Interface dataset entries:
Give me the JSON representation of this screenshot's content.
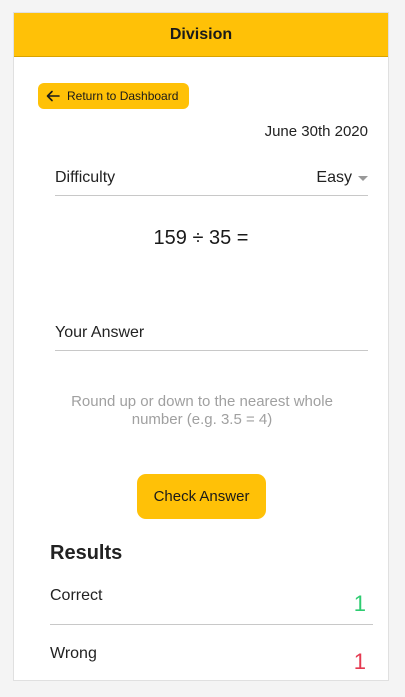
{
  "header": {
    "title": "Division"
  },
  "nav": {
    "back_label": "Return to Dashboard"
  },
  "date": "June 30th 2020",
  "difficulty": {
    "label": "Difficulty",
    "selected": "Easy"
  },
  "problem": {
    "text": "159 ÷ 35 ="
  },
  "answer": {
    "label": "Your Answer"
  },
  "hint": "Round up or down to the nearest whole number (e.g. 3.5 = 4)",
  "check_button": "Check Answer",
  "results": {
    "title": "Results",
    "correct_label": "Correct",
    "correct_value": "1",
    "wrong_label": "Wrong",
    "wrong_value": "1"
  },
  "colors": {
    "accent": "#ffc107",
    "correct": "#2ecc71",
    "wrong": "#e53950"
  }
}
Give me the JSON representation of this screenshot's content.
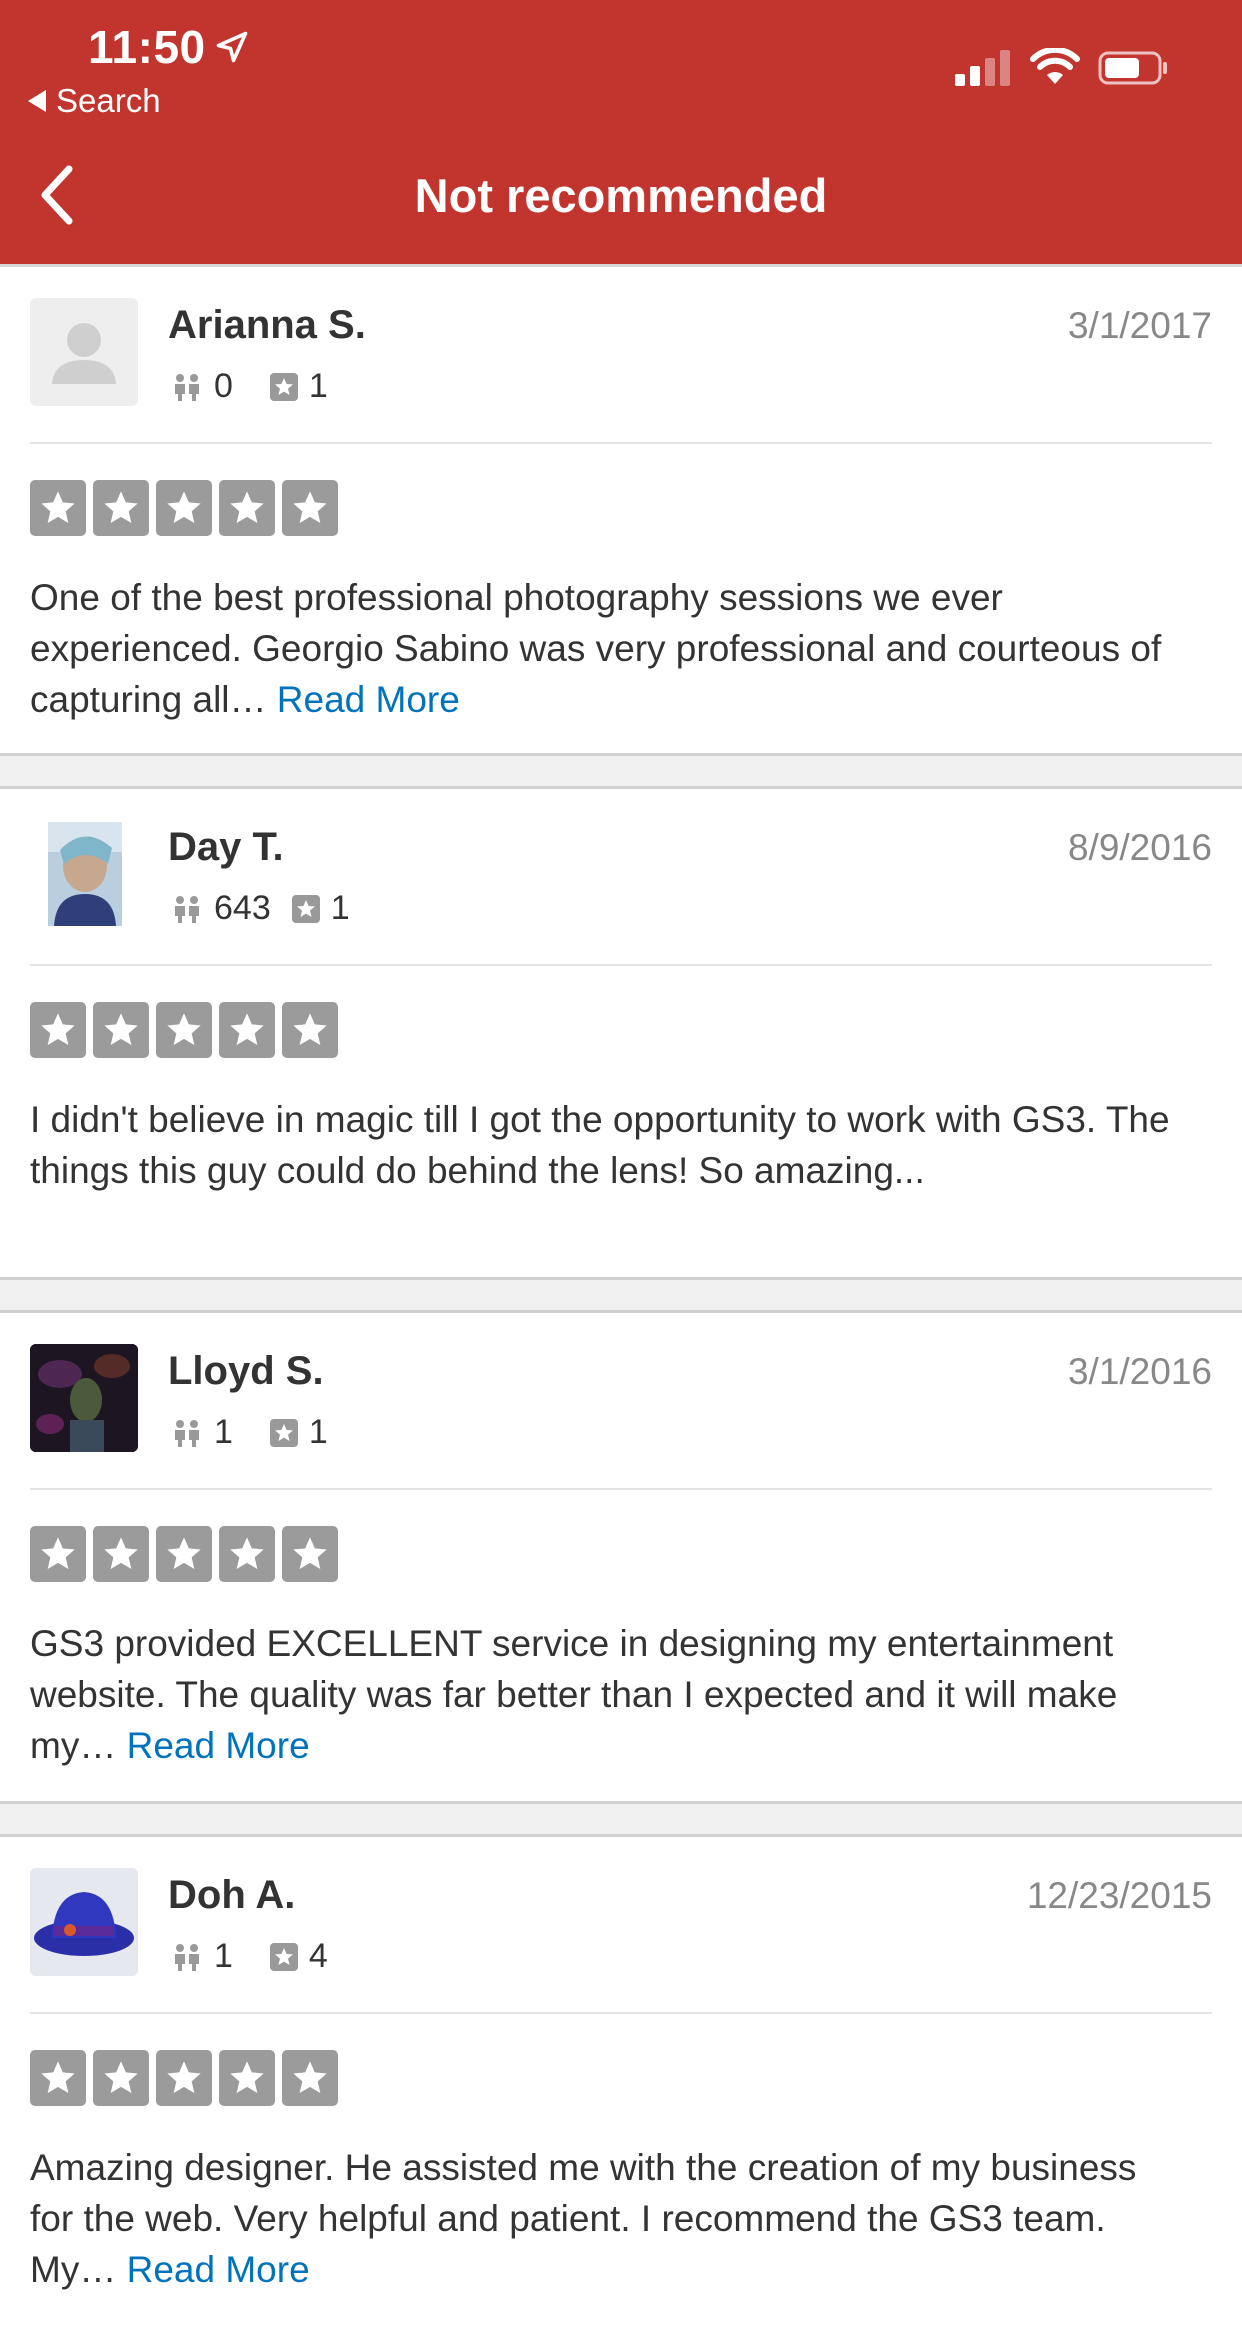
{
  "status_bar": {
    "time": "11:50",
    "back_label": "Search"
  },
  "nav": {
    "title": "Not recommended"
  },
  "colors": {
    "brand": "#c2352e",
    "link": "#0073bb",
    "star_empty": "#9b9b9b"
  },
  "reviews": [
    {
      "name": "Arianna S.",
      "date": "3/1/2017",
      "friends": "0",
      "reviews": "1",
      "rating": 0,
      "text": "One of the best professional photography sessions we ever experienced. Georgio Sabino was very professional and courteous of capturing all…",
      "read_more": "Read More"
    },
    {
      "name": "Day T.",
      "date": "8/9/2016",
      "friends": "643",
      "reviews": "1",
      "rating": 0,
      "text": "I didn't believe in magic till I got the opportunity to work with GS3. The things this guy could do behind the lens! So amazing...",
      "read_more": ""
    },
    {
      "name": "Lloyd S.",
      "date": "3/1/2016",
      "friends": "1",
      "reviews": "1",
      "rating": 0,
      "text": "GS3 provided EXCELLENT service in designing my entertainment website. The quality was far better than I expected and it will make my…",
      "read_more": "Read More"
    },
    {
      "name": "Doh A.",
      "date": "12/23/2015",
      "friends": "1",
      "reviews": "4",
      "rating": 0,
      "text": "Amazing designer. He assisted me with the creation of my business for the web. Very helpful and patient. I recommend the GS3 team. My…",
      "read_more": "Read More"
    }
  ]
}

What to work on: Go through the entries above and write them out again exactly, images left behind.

Answer to this problem:
Give me the JSON representation of this screenshot's content.
{
  "header": {
    "title": "Division"
  },
  "nav": {
    "back_label": "Return to Dashboard"
  },
  "date": "June 30th 2020",
  "difficulty": {
    "label": "Difficulty",
    "selected": "Easy"
  },
  "problem": {
    "text": "159 ÷ 35 ="
  },
  "answer": {
    "label": "Your Answer"
  },
  "hint": "Round up or down to the nearest whole number (e.g. 3.5 = 4)",
  "check_button": "Check Answer",
  "results": {
    "title": "Results",
    "correct_label": "Correct",
    "correct_value": "1",
    "wrong_label": "Wrong",
    "wrong_value": "1"
  },
  "colors": {
    "accent": "#ffc107",
    "correct": "#2ecc71",
    "wrong": "#e53950"
  }
}
Give me the JSON representation of this screenshot's content.
{
  "status_bar": {
    "time": "11:50",
    "back_label": "Search"
  },
  "nav": {
    "title": "Not recommended"
  },
  "colors": {
    "brand": "#c2352e",
    "link": "#0073bb",
    "star_empty": "#9b9b9b"
  },
  "reviews": [
    {
      "name": "Arianna S.",
      "date": "3/1/2017",
      "friends": "0",
      "reviews": "1",
      "rating": 0,
      "text": "One of the best professional photography sessions we ever experienced. Georgio Sabino was very professional and courteous of capturing all…",
      "read_more": "Read More"
    },
    {
      "name": "Day T.",
      "date": "8/9/2016",
      "friends": "643",
      "reviews": "1",
      "rating": 0,
      "text": "I didn't believe in magic till I got the opportunity to work with GS3. The things this guy could do behind the lens! So amazing...",
      "read_more": ""
    },
    {
      "name": "Lloyd S.",
      "date": "3/1/2016",
      "friends": "1",
      "reviews": "1",
      "rating": 0,
      "text": "GS3 provided EXCELLENT service in designing my entertainment website. The quality was far better than I expected and it will make my…",
      "read_more": "Read More"
    },
    {
      "name": "Doh A.",
      "date": "12/23/2015",
      "friends": "1",
      "reviews": "4",
      "rating": 0,
      "text": "Amazing designer. He assisted me with the creation of my business for the web. Very helpful and patient. I recommend the GS3 team. My…",
      "read_more": "Read More"
    }
  ]
}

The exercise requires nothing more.